▶ **RECORDS PROVIDED**
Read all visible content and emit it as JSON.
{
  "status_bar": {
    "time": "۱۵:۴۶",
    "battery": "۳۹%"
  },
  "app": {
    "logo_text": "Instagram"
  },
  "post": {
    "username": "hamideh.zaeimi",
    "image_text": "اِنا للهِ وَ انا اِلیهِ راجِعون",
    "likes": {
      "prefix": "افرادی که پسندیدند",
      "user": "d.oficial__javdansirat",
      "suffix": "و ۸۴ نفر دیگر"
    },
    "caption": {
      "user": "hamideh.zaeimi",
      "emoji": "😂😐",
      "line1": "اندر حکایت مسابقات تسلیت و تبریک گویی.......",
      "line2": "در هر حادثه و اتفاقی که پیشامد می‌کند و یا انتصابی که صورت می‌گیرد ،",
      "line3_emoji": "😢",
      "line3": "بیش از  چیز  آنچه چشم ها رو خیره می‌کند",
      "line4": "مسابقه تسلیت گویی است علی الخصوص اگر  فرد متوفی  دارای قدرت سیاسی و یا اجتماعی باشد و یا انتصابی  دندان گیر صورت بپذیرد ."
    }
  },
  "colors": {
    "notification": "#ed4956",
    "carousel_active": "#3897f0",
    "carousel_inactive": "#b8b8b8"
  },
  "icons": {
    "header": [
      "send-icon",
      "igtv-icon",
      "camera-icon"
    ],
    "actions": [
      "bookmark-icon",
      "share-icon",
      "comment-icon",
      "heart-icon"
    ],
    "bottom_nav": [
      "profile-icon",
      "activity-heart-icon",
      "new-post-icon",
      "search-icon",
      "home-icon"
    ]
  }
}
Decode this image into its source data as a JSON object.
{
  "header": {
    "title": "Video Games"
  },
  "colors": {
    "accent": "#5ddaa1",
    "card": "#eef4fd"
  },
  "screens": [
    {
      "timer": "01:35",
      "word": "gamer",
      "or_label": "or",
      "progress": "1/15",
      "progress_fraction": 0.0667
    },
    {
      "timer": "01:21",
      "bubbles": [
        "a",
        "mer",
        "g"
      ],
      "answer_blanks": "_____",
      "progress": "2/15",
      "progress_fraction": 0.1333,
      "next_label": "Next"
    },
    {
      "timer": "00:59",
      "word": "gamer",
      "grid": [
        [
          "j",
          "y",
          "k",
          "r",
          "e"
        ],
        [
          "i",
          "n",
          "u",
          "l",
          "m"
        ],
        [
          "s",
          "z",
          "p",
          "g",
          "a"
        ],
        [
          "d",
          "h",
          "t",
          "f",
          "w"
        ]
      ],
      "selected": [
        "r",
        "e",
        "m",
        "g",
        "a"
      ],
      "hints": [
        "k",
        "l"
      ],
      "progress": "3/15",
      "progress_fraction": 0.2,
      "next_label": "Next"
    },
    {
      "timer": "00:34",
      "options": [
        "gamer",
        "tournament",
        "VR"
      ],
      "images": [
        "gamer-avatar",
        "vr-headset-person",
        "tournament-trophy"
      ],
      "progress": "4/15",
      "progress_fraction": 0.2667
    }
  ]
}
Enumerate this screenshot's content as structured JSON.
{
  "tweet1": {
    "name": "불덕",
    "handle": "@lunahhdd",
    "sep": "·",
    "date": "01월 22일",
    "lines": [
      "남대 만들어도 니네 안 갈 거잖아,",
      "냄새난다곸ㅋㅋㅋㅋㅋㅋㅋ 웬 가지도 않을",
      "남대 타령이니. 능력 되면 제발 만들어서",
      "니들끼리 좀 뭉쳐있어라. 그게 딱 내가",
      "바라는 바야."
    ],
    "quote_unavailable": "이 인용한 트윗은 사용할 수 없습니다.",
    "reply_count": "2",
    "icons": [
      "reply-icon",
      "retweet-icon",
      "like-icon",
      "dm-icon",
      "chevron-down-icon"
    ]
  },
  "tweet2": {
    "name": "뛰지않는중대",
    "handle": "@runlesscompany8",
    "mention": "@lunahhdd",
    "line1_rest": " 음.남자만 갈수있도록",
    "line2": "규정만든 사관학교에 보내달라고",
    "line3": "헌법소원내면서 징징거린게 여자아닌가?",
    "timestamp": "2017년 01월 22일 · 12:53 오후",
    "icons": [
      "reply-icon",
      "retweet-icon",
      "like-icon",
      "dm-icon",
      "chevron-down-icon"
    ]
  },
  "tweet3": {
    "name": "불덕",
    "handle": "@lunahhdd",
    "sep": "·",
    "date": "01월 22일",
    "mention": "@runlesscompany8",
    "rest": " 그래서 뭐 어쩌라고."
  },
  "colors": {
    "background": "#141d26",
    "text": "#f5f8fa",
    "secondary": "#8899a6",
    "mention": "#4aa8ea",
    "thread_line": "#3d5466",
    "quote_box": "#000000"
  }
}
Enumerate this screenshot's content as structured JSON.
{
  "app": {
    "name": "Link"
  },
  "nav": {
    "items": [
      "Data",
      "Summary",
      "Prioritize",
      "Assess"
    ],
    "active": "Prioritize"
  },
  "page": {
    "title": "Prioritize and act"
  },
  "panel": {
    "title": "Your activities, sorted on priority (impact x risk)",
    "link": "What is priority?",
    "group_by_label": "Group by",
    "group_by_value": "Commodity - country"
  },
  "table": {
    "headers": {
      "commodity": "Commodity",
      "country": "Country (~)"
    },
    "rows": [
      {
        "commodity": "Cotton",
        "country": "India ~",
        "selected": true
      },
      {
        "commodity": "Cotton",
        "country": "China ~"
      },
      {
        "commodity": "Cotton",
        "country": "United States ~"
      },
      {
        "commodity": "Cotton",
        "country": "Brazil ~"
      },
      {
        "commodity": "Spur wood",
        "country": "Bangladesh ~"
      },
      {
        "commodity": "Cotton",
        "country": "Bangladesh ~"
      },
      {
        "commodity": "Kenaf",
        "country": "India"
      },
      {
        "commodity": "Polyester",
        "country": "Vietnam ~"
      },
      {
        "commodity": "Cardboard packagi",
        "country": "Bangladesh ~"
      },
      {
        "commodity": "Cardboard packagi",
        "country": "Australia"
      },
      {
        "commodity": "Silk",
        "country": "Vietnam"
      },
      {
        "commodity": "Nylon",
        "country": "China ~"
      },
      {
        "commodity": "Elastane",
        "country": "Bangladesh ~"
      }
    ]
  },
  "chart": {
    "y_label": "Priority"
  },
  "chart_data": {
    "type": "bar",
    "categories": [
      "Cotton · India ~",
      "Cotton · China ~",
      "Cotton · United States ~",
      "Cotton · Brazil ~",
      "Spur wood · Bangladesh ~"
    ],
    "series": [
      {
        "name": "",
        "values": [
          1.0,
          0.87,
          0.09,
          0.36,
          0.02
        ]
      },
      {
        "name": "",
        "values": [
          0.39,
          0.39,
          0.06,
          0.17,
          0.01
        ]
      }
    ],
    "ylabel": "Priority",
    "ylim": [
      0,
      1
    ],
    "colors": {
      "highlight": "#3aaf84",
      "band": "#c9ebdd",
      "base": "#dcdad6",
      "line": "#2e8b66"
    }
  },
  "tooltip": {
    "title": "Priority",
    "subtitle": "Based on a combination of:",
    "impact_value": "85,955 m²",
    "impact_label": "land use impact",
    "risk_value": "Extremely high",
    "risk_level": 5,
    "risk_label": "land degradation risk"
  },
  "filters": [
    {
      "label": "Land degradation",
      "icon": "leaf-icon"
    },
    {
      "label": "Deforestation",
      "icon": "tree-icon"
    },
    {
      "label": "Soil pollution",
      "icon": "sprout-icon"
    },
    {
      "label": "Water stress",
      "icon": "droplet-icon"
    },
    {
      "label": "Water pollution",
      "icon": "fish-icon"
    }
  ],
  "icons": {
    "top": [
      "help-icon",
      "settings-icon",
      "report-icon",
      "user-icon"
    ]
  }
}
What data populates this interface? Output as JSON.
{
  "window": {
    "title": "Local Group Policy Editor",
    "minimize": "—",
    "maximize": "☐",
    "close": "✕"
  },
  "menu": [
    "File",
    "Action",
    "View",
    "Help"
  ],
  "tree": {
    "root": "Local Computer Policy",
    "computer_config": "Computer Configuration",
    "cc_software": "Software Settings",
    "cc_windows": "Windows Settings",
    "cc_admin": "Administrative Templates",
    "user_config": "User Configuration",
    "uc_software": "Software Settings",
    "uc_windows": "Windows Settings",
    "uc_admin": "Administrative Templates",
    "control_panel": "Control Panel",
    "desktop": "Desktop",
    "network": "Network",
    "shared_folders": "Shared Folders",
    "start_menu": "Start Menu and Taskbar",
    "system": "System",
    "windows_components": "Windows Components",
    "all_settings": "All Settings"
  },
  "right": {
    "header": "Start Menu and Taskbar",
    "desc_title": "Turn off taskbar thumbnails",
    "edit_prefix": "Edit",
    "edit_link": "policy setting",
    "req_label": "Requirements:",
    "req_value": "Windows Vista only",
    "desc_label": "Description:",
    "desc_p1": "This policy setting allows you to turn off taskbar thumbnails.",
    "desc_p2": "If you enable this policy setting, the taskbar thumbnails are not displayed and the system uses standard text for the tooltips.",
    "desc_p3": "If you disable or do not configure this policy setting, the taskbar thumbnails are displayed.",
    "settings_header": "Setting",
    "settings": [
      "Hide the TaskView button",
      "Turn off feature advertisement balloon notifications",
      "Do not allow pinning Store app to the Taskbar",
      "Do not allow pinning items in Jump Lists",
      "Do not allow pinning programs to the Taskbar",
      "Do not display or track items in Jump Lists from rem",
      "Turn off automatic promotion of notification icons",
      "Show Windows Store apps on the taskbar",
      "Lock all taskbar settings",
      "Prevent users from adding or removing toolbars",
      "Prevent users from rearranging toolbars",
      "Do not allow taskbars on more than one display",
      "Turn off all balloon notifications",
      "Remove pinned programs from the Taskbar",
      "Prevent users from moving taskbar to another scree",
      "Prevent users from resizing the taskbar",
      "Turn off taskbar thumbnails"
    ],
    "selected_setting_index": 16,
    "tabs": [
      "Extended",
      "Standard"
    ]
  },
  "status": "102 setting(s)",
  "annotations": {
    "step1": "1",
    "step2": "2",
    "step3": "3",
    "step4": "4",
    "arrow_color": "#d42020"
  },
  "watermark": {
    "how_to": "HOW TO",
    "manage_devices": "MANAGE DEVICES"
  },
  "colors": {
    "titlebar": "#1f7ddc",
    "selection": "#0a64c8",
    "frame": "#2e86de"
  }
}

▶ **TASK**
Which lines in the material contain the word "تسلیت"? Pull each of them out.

▶ **RESPONSE TO THE TASK**
      "line1": "اندر حکایت مسابقات تسلیت و تبریک گویی.......",
      "line4": "مسابقه تسلیت گویی است علی الخصوص اگر  فرد متوفی  دارای قدرت سیاسی و یا اجتماعی باشد و یا انتصابی  دندان گیر صورت بپذیرد ."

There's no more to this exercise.